Exercise data -
○ ○ ○ ○ ○
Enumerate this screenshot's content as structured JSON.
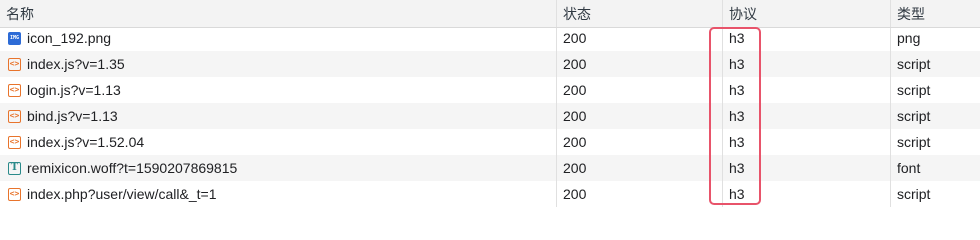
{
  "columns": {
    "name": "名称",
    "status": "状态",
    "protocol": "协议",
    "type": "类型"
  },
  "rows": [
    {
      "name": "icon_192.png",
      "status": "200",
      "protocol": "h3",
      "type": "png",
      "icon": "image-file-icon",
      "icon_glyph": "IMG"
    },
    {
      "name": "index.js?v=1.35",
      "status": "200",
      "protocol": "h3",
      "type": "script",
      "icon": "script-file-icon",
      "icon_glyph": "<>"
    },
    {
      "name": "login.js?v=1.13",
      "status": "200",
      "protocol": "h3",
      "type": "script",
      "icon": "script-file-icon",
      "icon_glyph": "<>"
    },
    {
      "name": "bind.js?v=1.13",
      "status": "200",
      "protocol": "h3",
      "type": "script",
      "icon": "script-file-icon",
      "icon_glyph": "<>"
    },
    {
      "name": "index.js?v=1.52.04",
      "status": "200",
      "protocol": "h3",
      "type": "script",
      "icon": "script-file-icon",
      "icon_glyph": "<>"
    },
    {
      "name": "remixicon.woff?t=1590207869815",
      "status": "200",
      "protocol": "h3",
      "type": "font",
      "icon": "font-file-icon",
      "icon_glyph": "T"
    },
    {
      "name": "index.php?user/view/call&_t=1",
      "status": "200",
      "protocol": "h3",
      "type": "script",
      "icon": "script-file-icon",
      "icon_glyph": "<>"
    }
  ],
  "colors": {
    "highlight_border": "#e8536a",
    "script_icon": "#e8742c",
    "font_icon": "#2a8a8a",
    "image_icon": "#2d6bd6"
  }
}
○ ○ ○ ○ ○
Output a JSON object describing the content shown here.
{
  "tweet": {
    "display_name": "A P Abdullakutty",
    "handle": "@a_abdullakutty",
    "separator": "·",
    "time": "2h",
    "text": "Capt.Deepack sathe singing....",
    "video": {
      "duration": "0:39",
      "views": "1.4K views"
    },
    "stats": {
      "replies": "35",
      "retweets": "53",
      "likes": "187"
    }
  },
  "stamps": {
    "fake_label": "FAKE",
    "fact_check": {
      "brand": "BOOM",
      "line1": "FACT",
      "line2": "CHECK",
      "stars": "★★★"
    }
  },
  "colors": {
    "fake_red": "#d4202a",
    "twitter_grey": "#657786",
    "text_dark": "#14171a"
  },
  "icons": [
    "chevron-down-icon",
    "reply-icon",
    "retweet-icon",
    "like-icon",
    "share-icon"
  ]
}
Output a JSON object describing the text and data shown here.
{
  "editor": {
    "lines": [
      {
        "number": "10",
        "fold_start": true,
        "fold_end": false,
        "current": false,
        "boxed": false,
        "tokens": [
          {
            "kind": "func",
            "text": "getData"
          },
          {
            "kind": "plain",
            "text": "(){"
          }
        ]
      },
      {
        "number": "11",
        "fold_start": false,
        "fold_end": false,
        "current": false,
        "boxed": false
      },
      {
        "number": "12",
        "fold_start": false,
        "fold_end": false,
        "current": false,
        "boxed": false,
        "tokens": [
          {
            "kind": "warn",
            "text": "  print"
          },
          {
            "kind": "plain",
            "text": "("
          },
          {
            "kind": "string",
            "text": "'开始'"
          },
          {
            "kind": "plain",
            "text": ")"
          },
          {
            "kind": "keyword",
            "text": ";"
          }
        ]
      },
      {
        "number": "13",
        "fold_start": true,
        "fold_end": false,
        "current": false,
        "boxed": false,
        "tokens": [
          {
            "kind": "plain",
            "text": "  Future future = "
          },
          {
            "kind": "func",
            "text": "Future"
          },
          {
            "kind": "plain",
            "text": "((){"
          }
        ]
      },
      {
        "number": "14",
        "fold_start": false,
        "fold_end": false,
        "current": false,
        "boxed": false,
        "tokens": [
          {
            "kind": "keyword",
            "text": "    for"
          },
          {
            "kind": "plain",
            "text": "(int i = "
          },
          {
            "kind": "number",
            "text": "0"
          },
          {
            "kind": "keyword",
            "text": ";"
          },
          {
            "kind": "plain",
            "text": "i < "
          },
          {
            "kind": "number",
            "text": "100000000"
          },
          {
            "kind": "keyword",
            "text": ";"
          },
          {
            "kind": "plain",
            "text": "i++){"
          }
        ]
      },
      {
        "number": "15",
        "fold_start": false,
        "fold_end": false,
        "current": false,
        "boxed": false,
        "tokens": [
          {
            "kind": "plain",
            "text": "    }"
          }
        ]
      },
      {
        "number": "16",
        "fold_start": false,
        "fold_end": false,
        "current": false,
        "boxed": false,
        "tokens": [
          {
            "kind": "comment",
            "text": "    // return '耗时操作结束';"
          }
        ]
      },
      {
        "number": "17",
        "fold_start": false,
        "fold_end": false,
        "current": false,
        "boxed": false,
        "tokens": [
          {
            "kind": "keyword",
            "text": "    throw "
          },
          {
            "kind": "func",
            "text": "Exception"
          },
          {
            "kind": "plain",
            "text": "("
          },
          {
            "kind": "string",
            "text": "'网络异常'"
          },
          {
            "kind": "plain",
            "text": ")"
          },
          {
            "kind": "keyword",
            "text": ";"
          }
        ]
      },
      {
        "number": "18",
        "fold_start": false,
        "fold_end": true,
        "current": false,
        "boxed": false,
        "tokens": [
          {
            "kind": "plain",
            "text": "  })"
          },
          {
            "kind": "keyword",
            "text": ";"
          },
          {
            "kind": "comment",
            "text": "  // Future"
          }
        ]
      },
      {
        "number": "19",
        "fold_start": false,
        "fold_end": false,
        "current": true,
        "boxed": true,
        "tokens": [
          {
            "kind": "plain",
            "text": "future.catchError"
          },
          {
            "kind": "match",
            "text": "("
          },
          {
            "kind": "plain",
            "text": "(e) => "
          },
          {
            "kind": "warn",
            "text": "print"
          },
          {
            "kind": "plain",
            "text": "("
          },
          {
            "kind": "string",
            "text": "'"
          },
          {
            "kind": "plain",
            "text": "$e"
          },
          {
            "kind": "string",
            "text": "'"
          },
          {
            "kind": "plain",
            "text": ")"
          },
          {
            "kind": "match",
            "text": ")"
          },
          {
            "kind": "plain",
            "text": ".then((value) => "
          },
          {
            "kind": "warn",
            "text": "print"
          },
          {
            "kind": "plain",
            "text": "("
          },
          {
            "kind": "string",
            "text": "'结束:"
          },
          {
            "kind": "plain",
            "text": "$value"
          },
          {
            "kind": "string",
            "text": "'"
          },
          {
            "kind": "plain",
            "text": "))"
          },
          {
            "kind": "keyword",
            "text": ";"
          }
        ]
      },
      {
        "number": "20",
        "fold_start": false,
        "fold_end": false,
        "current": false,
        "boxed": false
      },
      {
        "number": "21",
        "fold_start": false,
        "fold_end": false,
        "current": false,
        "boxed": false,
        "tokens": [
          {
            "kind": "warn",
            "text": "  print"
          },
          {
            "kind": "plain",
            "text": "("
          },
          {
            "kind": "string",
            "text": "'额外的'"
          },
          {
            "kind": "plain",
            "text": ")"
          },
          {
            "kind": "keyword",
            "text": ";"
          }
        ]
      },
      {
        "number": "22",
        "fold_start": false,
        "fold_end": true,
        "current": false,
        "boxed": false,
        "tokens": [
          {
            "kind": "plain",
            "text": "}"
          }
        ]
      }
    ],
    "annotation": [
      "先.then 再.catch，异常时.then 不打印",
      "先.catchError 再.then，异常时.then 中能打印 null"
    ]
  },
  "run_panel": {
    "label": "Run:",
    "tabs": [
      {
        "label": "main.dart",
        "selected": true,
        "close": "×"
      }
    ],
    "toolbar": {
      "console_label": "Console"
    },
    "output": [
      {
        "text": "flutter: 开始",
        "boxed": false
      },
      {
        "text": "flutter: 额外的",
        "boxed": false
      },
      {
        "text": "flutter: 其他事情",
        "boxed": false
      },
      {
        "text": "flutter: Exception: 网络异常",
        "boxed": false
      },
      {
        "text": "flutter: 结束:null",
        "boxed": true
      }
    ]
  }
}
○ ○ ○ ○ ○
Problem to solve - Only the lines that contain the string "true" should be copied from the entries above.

Exercise output -
        "fold_start": true,
        "fold_start": true,
        "fold_end": true,
        "current": true,
        "boxed": true,
        "fold_end": true,
        "selected": true,
        "boxed": true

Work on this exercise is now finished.